Barring a strong recovery in bank stocks over the next 12 months, Mr Noonan or his successor is likely to be disappointed by the amount which they receive from the sale of a chunk of AIB, probably about 25pc, in 2017.
AIB calculates that it has repaid €6.5bn to the State. (This figure includes €3bn that AIB has paid in deposit guarantees, bank levies and other charges.) But you try persuading your bank to offset previous interest payments against your outstanding credit card balance.
While the €6.5bn figure includes the €1.7bn which the State received from the partial repayment of its preference shares in AIB last December, a further €2.14bn of preference shares were converted into ordinary shares pushing the State to the back of the repayment queue for this money.
This preference share conversion was effectively a surreptitious recapitalisation of AIB.
However, even if one accepts the €6.5bn figure as being kosher, when added to the €9.2bn market value figure implied by its underlying profitability and the €1.8bn which AIB will hand over next July to repay the contingent capital notes and the interest due on them, the State will come up at least €3.3bn short on its "investment" in AIB.
So why, almost eight years after the bust, is the value of AIB still so depressed?
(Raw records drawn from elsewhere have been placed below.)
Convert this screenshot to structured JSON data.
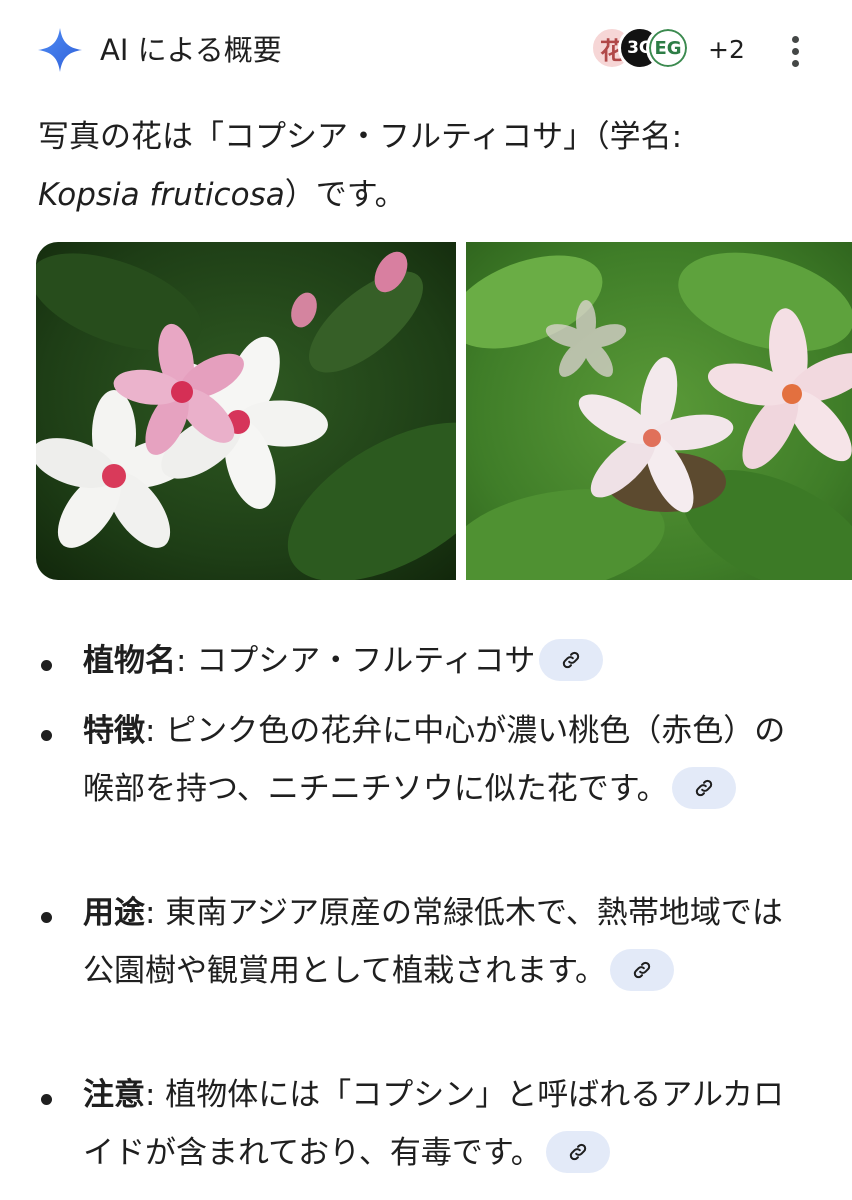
{
  "header": {
    "title": "AI による概要",
    "sources": [
      {
        "label": "花"
      },
      {
        "label": "3G"
      },
      {
        "label": "EG"
      }
    ],
    "sources_more": "+2"
  },
  "intro": {
    "line1": "写真の花は「コプシア・フルティコサ」（学名:",
    "scientific_name": "Kopsia fruticosa",
    "line2_suffix": "）です。"
  },
  "images": [
    {
      "description_icon": "flower-photo"
    },
    {
      "description_icon": "flower-photo"
    }
  ],
  "facts": [
    {
      "label": "植物名",
      "text": ": コプシア・フルティコサ"
    },
    {
      "label": "特徴",
      "text": ": ピンク色の花弁に中心が濃い桃色（赤色）の喉部を持つ、ニチニチソウに似た花です。"
    },
    {
      "label": "用途",
      "text": ": 東南アジア原産の常緑低木で、熱帯地域では公園樹や観賞用として植栽されます。"
    },
    {
      "label": "注意",
      "text": ": 植物体には「コプシン」と呼ばれるアルカロイドが含まれており、有毒です。"
    }
  ],
  "colors": {
    "sparkle_blue": "#3b6fe0",
    "chip_bg": "#e3eaf8",
    "text": "#1f1f1f"
  }
}
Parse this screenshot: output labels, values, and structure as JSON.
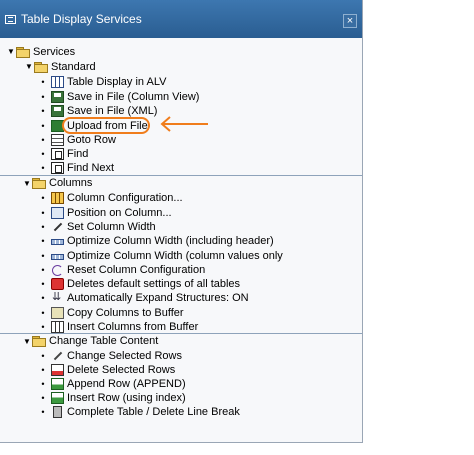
{
  "window": {
    "title": "Table Display Services",
    "close_glyph": "×"
  },
  "root": {
    "label": "Services"
  },
  "standard": {
    "label": "Standard",
    "items": [
      {
        "label": "Table Display in ALV",
        "icon": "table-icon"
      },
      {
        "label": "Save in File (Column View)",
        "icon": "save-icon"
      },
      {
        "label": "Save in File (XML)",
        "icon": "save-xml-icon"
      },
      {
        "label": "Upload from File",
        "icon": "upload-icon"
      },
      {
        "label": "Goto Row",
        "icon": "goto-row-icon"
      },
      {
        "label": "Find",
        "icon": "find-icon"
      },
      {
        "label": "Find Next",
        "icon": "find-next-icon"
      }
    ]
  },
  "columns": {
    "label": "Columns",
    "items": [
      {
        "label": "Column Configuration...",
        "icon": "column-config-icon"
      },
      {
        "label": "Position on Column...",
        "icon": "position-icon"
      },
      {
        "label": "Set Column Width",
        "icon": "pencil-icon"
      },
      {
        "label": "Optimize Column Width (including header)",
        "icon": "optimize-width-icon"
      },
      {
        "label": "Optimize Column Width (column values only",
        "icon": "optimize-width-values-icon"
      },
      {
        "label": "Reset Column Configuration",
        "icon": "reset-icon"
      },
      {
        "label": "Deletes default settings of all tables",
        "icon": "delete-settings-icon"
      },
      {
        "label": "Automatically Expand Structures: ON",
        "icon": "expand-icon"
      },
      {
        "label": "Copy Columns to Buffer",
        "icon": "copy-icon"
      },
      {
        "label": "Insert Columns from Buffer",
        "icon": "insert-columns-icon"
      }
    ]
  },
  "change": {
    "label": "Change Table Content",
    "items": [
      {
        "label": "Change Selected Rows",
        "icon": "pencil-icon"
      },
      {
        "label": "Delete Selected Rows",
        "icon": "delete-row-icon"
      },
      {
        "label": "Append Row (APPEND)",
        "icon": "append-row-icon"
      },
      {
        "label": "Insert Row (using index)",
        "icon": "insert-row-icon"
      },
      {
        "label": "Complete Table / Delete Line Break",
        "icon": "trash-icon"
      }
    ]
  },
  "annotation": {
    "color": "#f07d1c",
    "target": "Upload from File"
  }
}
As last week's controversy surrounding the sale of a pool of 900 distressed owner-occupier mortgages and a further 2,000 buy-to-let mortgages to a vulture fund demonstrated yet again, the balance sheets of the Irish banks are still weighed down by bad loans.
At the end of 2015 AIB had €13bn of impaired loans on its books. While this was down from €22bn at the end of 2014, it still accounted for almost 19pc of AIB's total loan book of €70bn. The good news is that impaired loans fell by a further €1bn in the first quarter of 2016 but they still remain at extremely high levels.
Not alone are AIB and the other Irish banks still stuffed to their gills with bad loans, they are doing very little new lending. The most recent figures from the Central Bank show that bank lending to Irish households and non-financial companies fell by a further 10pc to €135bn in the 12 months to the end of March.
AIB is no exception to this continuing credit contraction. While it made great play of the increase in loan approvals to €14.4bn in 2015, the value of loans actually drawn down was only €8.7bn, just 60pc of the value of loans approved. The nub of the matter is that AIB's loan book shrank by a further 7.5pc in 2015.
Apart from informing us that loan drawdowns increased by 17pc in the first quarter of 2016, the trading update issued by AIB to coincide with the AGM has little or nothing to say on the size of AIB's loan book. Given what we know from the latest Central Bank statistics, it seems reasonable to assume that it is still shrinking - as repayments on existing loans continue to exceed the drawdowns of new loans.
AIB is, not to put too fine a point on it, still little more than a zombie bank.
Further complicating matters ahead of a possible AIB share sale is the worsening political situation. Despite it being in virtual complete state ownership, both Mr Noonan and his predecessor, the late Brian Lenihan, were largely successful in shielding the bank from overt political interference.
That may no longer be possible following last February's indecisive general election result. The speed with which the Government was forced into a U-turn on Fianna Fail's bill giving the Central Bank the power to cap "excessive" loan interest rates show how much things have changed.
The fact that the Central Bank doesn't want these powers and will be extremely reluctant to use them will do little to reassure nervous investors.
Neither will the fact that, by reducing its variable mortgage interest rate to 3.4pc - Bank of Ireland's standard variable rate is 4.5pc - chief executive Bernard Byrne has probably immunised AIB from the mortgage rate controversy, do much to help.
With the markets already wary of bank shares, even the perception of political interference will make any AIB share sale even more difficult.
Sunday Indo Business